Records to process
○ ○ ○ ○ ○
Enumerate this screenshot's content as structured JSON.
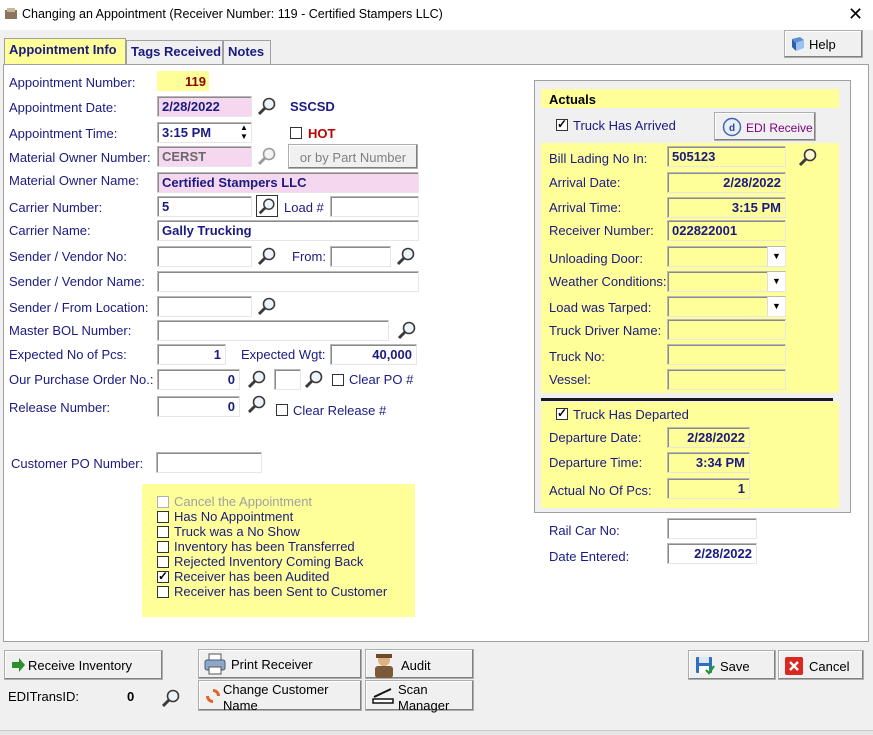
{
  "window": {
    "title": "Changing an Appointment  (Receiver Number: 119 - Certified Stampers LLC)"
  },
  "tabs": [
    "Appointment Info",
    "Tags Received",
    "Notes"
  ],
  "help_button": "Help",
  "form": {
    "appointment_number_label": "Appointment Number:",
    "appointment_number": "119",
    "appointment_date_label": "Appointment Date:",
    "appointment_date": "2/28/2022",
    "user_code": "SSCSD",
    "appointment_time_label": "Appointment Time:",
    "appointment_time": "3:15 PM",
    "hot_label": "HOT",
    "material_owner_number_label": "Material Owner Number:",
    "material_owner_number": "CERST",
    "part_number_button": "or by Part Number",
    "material_owner_name_label": "Material Owner Name:",
    "material_owner_name": "Certified Stampers LLC",
    "carrier_number_label": "Carrier Number:",
    "carrier_number": "5",
    "load_label": "Load #",
    "load_value": "",
    "carrier_name_label": "Carrier Name:",
    "carrier_name": "Gally Trucking",
    "sender_vendor_no_label": "Sender / Vendor No:",
    "sender_vendor_no": "",
    "from_label": "From:",
    "from_value": "",
    "sender_vendor_name_label": "Sender / Vendor Name:",
    "sender_vendor_name": "",
    "sender_from_location_label": "Sender / From Location:",
    "sender_from_location": "",
    "master_bol_label": "Master BOL Number:",
    "master_bol": "",
    "expected_pcs_label": "Expected No of Pcs:",
    "expected_pcs": "1",
    "expected_wgt_label": "Expected Wgt:",
    "expected_wgt": "40,000",
    "purchase_order_label": "Our Purchase Order No.:",
    "purchase_order": "0",
    "purchase_order_2": "",
    "clear_po_label": "Clear PO #",
    "release_number_label": "Release Number:",
    "release_number": "0",
    "clear_release_label": "Clear Release #",
    "customer_po_label": "Customer PO Number:",
    "customer_po": ""
  },
  "status_checks": [
    {
      "label": "Cancel the Appointment",
      "checked": false,
      "disabled": true
    },
    {
      "label": "Has No Appointment",
      "checked": false,
      "disabled": false
    },
    {
      "label": "Truck was a No Show",
      "checked": false,
      "disabled": false
    },
    {
      "label": "Inventory has been Transferred",
      "checked": false,
      "disabled": false
    },
    {
      "label": "Rejected Inventory Coming Back",
      "checked": false,
      "disabled": false
    },
    {
      "label": "Receiver has been Audited",
      "checked": true,
      "disabled": false
    },
    {
      "label": "Receiver has been Sent to Customer",
      "checked": false,
      "disabled": false
    }
  ],
  "actuals": {
    "title": "Actuals",
    "truck_arrived_label": "Truck Has Arrived",
    "edi_receive_button": "EDI Receive",
    "bill_lading_label": "Bill Lading No In:",
    "bill_lading": "505123",
    "arrival_date_label": "Arrival Date:",
    "arrival_date": "2/28/2022",
    "arrival_time_label": "Arrival Time:",
    "arrival_time": "3:15 PM",
    "receiver_number_label": "Receiver Number:",
    "receiver_number": "022822001",
    "unloading_door_label": "Unloading Door:",
    "weather_label": "Weather Conditions:",
    "tarped_label": "Load was Tarped:",
    "driver_name_label": "Truck Driver Name:",
    "truck_no_label": "Truck No:",
    "vessel_label": "Vessel:",
    "truck_departed_label": "Truck Has Departed",
    "departure_date_label": "Departure Date:",
    "departure_date": "2/28/2022",
    "departure_time_label": "Departure Time:",
    "departure_time": "3:34 PM",
    "actual_pcs_label": "Actual No Of Pcs:",
    "actual_pcs": "1"
  },
  "extra": {
    "rail_car_label": "Rail Car No:",
    "rail_car": "",
    "date_entered_label": "Date Entered:",
    "date_entered": "2/28/2022"
  },
  "bottom": {
    "receive_inventory": "Receive Inventory",
    "edi_trans_label": "EDITransID:",
    "edi_trans_value": "0",
    "print_receiver": "Print Receiver",
    "change_customer_name": "Change Customer Name",
    "audit": "Audit",
    "scan_manager": "Scan Manager",
    "save": "Save",
    "cancel": "Cancel"
  },
  "colors": {
    "label": "#1a1a80",
    "highlight": "#ffff99",
    "pink": "#f5d7ef"
  },
  "icons": [
    "app-icon",
    "close-icon",
    "help-book-icon",
    "magnifier-icon",
    "edi-icon",
    "receive-arrow-icon",
    "printer-icon",
    "auditor-icon",
    "refresh-icon",
    "scanner-icon",
    "save-disk-icon",
    "cancel-x-icon"
  ]
}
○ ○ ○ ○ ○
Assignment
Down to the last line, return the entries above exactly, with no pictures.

Written answer
Enumerate this screenshot's content as structured JSON.
{
  "window": {
    "title": "Changing an Appointment  (Receiver Number: 119 - Certified Stampers LLC)"
  },
  "tabs": [
    "Appointment Info",
    "Tags Received",
    "Notes"
  ],
  "help_button": "Help",
  "form": {
    "appointment_number_label": "Appointment Number:",
    "appointment_number": "119",
    "appointment_date_label": "Appointment Date:",
    "appointment_date": "2/28/2022",
    "user_code": "SSCSD",
    "appointment_time_label": "Appointment Time:",
    "appointment_time": "3:15 PM",
    "hot_label": "HOT",
    "material_owner_number_label": "Material Owner Number:",
    "material_owner_number": "CERST",
    "part_number_button": "or by Part Number",
    "material_owner_name_label": "Material Owner Name:",
    "material_owner_name": "Certified Stampers LLC",
    "carrier_number_label": "Carrier Number:",
    "carrier_number": "5",
    "load_label": "Load #",
    "load_value": "",
    "carrier_name_label": "Carrier Name:",
    "carrier_name": "Gally Trucking",
    "sender_vendor_no_label": "Sender / Vendor No:",
    "sender_vendor_no": "",
    "from_label": "From:",
    "from_value": "",
    "sender_vendor_name_label": "Sender / Vendor Name:",
    "sender_vendor_name": "",
    "sender_from_location_label": "Sender / From Location:",
    "sender_from_location": "",
    "master_bol_label": "Master BOL Number:",
    "master_bol": "",
    "expected_pcs_label": "Expected No of Pcs:",
    "expected_pcs": "1",
    "expected_wgt_label": "Expected Wgt:",
    "expected_wgt": "40,000",
    "purchase_order_label": "Our Purchase Order No.:",
    "purchase_order": "0",
    "purchase_order_2": "",
    "clear_po_label": "Clear PO #",
    "release_number_label": "Release Number:",
    "release_number": "0",
    "clear_release_label": "Clear Release #",
    "customer_po_label": "Customer PO Number:",
    "customer_po": ""
  },
  "status_checks": [
    {
      "label": "Cancel the Appointment",
      "checked": false,
      "disabled": true
    },
    {
      "label": "Has No Appointment",
      "checked": false,
      "disabled": false
    },
    {
      "label": "Truck was a No Show",
      "checked": false,
      "disabled": false
    },
    {
      "label": "Inventory has been Transferred",
      "checked": false,
      "disabled": false
    },
    {
      "label": "Rejected Inventory Coming Back",
      "checked": false,
      "disabled": false
    },
    {
      "label": "Receiver has been Audited",
      "checked": true,
      "disabled": false
    },
    {
      "label": "Receiver has been Sent to Customer",
      "checked": false,
      "disabled": false
    }
  ],
  "actuals": {
    "title": "Actuals",
    "truck_arrived_label": "Truck Has Arrived",
    "edi_receive_button": "EDI Receive",
    "bill_lading_label": "Bill Lading No In:",
    "bill_lading": "505123",
    "arrival_date_label": "Arrival Date:",
    "arrival_date": "2/28/2022",
    "arrival_time_label": "Arrival Time:",
    "arrival_time": "3:15 PM",
    "receiver_number_label": "Receiver Number:",
    "receiver_number": "022822001",
    "unloading_door_label": "Unloading Door:",
    "weather_label": "Weather Conditions:",
    "tarped_label": "Load was Tarped:",
    "driver_name_label": "Truck Driver Name:",
    "truck_no_label": "Truck No:",
    "vessel_label": "Vessel:",
    "truck_departed_label": "Truck Has Departed",
    "departure_date_label": "Departure Date:",
    "departure_date": "2/28/2022",
    "departure_time_label": "Departure Time:",
    "departure_time": "3:34 PM",
    "actual_pcs_label": "Actual No Of Pcs:",
    "actual_pcs": "1"
  },
  "extra": {
    "rail_car_label": "Rail Car No:",
    "rail_car": "",
    "date_entered_label": "Date Entered:",
    "date_entered": "2/28/2022"
  },
  "bottom": {
    "receive_inventory": "Receive Inventory",
    "edi_trans_label": "EDITransID:",
    "edi_trans_value": "0",
    "print_receiver": "Print Receiver",
    "change_customer_name": "Change Customer Name",
    "audit": "Audit",
    "scan_manager": "Scan Manager",
    "save": "Save",
    "cancel": "Cancel"
  },
  "colors": {
    "label": "#1a1a80",
    "highlight": "#ffff99",
    "pink": "#f5d7ef"
  },
  "icons": [
    "app-icon",
    "close-icon",
    "help-book-icon",
    "magnifier-icon",
    "edi-icon",
    "receive-arrow-icon",
    "printer-icon",
    "auditor-icon",
    "refresh-icon",
    "scanner-icon",
    "save-disk-icon",
    "cancel-x-icon"
  ]
}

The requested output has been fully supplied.